What types of executor actions may warrant you suing them?

| Apr 9, 2020 | Probate Litigation

When someone first meets with their estate planning attorney to discuss drafting a will, one of the first things the lawyer asks their client is to identify someone that they can trust to serve as their executor. Estate planning attorneys often encourage their clients to be honest about the responsibilities that they’ll be expected to take on as an executor. There’s a good reason that attorneys ask their clients to do this. An executor may expose themselves to legal liability if they don’t do what they’re supposed to.

One of the more common mistakes that first-time executors make is neglecting to file the will with the probate court. It has to be marked “certified” by the clerk in the county in which the testator resided for the case to be placed on the court calendar.

It’s not good enough for you to say that you didn’t file the will with the court because you couldn’t locate it. You need to let the probate judge know all the steps that you took to find it, so they’ll know how to proceed.

A second misstep that can leave an executor in legal hot water is if they fail to inventory and preserve the estate’s assets or distribute them before they should. Doing any of these can result in an executor being sued in a personal capacity for the unaccounted for, devalued or improperly distributed assets.

Executors can also be held liable for not settling up with creditors or paying any applicable taxes. A personal representative must pay these expenses from the estate’s banking account. They mustn’t intermingle the funds contained here with their own. Executors may be forced to liquidate a testator’s tangible assets to pay back creditors or taxes if there are not enough funds in the bank account to do so.

Administering an estate isn’t easy. New and experienced executors alike may both need guidance in addressing some of the more complex situations that they are tasked with handling.
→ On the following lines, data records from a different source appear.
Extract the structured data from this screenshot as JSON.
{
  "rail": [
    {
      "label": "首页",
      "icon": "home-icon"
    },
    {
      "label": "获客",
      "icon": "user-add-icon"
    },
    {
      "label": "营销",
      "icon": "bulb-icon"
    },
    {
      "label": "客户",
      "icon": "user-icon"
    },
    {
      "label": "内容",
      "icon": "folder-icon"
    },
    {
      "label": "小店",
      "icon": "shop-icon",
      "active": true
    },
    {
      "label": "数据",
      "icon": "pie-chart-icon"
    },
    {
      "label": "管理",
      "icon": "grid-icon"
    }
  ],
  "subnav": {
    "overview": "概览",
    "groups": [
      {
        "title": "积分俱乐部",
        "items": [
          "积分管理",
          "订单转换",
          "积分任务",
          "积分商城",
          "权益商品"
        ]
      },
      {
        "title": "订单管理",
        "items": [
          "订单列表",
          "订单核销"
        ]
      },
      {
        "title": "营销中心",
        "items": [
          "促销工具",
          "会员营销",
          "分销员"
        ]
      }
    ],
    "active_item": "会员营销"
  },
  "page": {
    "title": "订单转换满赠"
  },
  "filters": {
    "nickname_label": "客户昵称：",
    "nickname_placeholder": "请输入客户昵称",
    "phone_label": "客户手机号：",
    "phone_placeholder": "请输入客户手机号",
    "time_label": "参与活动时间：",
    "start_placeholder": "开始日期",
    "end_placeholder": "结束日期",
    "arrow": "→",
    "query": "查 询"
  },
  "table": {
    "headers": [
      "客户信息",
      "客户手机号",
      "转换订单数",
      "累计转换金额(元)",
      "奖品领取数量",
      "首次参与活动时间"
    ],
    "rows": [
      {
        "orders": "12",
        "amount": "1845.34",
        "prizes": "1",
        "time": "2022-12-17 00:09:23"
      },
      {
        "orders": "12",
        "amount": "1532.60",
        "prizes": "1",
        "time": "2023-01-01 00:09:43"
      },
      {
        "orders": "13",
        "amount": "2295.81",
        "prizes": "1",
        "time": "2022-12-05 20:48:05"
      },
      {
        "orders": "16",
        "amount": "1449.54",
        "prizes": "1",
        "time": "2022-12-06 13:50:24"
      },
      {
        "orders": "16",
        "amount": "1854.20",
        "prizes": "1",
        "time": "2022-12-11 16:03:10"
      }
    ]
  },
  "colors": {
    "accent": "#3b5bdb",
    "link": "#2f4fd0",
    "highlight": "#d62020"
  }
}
A Greenwich personal representative must do whatever is necessary to properly manage the estate per Connecticut law. An attorney can advise you of what type of legal action you can take against an executor if they mishandled the administration of your loved one’s estate.